Edward didn't know what to think about the killing of Askama or the violence said to have been triggered by the Jesuit missionaries. But if Emilio Sandoz, maimed, destitute, utterly alone, had turned to prostitution, who could condemn him? Not Edward Behr, who had some measure of the man's strength and of what it must have taken to bring him to the state he'd been found in, on Rakhat.-Mary Doria Russell, The Sparrow (page 169)

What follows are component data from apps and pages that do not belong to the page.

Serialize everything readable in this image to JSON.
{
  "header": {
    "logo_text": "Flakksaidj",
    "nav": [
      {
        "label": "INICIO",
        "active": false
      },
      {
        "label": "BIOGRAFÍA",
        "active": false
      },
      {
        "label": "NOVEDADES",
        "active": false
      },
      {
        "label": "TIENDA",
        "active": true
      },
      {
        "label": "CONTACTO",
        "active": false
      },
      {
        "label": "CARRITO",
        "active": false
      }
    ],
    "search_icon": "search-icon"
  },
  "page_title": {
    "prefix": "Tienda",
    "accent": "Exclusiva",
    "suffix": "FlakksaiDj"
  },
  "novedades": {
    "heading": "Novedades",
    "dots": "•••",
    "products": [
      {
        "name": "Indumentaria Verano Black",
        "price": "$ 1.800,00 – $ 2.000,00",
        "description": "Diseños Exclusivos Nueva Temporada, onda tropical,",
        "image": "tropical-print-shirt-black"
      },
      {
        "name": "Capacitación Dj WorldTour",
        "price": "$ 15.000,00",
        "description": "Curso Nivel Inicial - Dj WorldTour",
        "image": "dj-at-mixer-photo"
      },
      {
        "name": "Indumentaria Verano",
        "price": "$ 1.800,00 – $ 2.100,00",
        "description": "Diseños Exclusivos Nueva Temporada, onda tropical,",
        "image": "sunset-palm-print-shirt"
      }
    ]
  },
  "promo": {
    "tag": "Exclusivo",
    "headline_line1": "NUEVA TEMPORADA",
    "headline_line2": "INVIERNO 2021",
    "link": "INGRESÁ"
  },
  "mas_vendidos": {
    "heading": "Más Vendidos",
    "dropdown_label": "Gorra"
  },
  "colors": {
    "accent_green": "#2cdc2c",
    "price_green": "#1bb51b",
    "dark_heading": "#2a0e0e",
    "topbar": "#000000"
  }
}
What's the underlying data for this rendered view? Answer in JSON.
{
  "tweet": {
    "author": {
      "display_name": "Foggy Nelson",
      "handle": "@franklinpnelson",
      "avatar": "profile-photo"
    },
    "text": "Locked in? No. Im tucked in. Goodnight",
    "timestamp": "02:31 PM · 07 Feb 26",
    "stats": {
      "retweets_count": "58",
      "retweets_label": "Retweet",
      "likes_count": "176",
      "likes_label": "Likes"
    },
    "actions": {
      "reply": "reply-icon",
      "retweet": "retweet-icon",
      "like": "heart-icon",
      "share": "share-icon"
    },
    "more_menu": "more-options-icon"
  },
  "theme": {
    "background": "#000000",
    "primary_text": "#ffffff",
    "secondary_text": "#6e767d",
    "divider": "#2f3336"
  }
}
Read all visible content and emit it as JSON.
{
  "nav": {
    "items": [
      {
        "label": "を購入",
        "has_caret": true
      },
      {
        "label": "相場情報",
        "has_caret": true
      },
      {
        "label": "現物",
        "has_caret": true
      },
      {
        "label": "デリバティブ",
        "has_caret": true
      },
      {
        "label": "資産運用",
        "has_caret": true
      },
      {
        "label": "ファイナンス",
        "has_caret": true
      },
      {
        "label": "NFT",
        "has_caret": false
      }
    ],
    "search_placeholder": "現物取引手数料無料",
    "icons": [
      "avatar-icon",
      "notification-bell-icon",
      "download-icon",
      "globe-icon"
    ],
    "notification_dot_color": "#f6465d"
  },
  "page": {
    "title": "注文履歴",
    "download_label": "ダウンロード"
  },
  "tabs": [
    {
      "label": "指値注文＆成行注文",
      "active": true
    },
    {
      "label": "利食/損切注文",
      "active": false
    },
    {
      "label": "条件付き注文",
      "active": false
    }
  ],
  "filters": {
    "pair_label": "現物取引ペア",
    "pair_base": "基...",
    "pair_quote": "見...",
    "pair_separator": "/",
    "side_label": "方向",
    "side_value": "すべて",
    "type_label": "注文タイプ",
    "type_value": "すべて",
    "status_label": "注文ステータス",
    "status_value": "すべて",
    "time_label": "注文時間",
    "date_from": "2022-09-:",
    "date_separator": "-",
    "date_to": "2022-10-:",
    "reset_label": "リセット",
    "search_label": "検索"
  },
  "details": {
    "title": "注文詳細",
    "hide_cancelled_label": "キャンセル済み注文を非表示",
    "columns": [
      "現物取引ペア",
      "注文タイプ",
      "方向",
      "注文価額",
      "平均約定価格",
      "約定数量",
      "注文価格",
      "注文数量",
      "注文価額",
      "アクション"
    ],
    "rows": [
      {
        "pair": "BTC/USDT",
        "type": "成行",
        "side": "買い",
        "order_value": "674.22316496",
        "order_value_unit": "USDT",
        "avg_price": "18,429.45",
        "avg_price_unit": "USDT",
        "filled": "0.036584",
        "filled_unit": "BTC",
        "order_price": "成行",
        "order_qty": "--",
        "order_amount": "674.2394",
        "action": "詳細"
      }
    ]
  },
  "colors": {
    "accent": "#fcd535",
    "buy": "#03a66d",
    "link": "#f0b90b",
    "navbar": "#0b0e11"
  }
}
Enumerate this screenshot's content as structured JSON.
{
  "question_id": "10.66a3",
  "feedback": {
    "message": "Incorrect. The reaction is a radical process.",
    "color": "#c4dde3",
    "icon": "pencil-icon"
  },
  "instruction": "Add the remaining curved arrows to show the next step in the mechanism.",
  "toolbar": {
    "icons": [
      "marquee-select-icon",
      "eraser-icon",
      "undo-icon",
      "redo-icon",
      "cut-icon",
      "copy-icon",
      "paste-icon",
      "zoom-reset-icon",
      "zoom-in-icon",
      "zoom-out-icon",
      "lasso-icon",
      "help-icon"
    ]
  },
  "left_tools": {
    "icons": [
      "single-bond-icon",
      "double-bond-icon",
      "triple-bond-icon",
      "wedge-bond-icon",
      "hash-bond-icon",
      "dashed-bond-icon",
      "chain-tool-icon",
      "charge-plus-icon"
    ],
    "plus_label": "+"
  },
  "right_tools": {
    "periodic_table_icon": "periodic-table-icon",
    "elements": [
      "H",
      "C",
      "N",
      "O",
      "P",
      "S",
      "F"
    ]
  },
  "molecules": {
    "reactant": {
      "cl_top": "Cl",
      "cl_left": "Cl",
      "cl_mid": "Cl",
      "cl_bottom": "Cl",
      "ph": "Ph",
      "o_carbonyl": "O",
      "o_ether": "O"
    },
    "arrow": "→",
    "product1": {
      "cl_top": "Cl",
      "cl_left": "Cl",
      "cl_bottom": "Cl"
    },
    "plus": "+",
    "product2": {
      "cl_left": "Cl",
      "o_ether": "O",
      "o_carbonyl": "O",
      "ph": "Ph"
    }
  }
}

Johannes Voelker, by contrast, was convinced that Sandoz was simply a dangerous rogue, gone to appalling excess in the absence of external controls. We are what we fear in others, Edward thought, and wondered how Voelker spent his time off.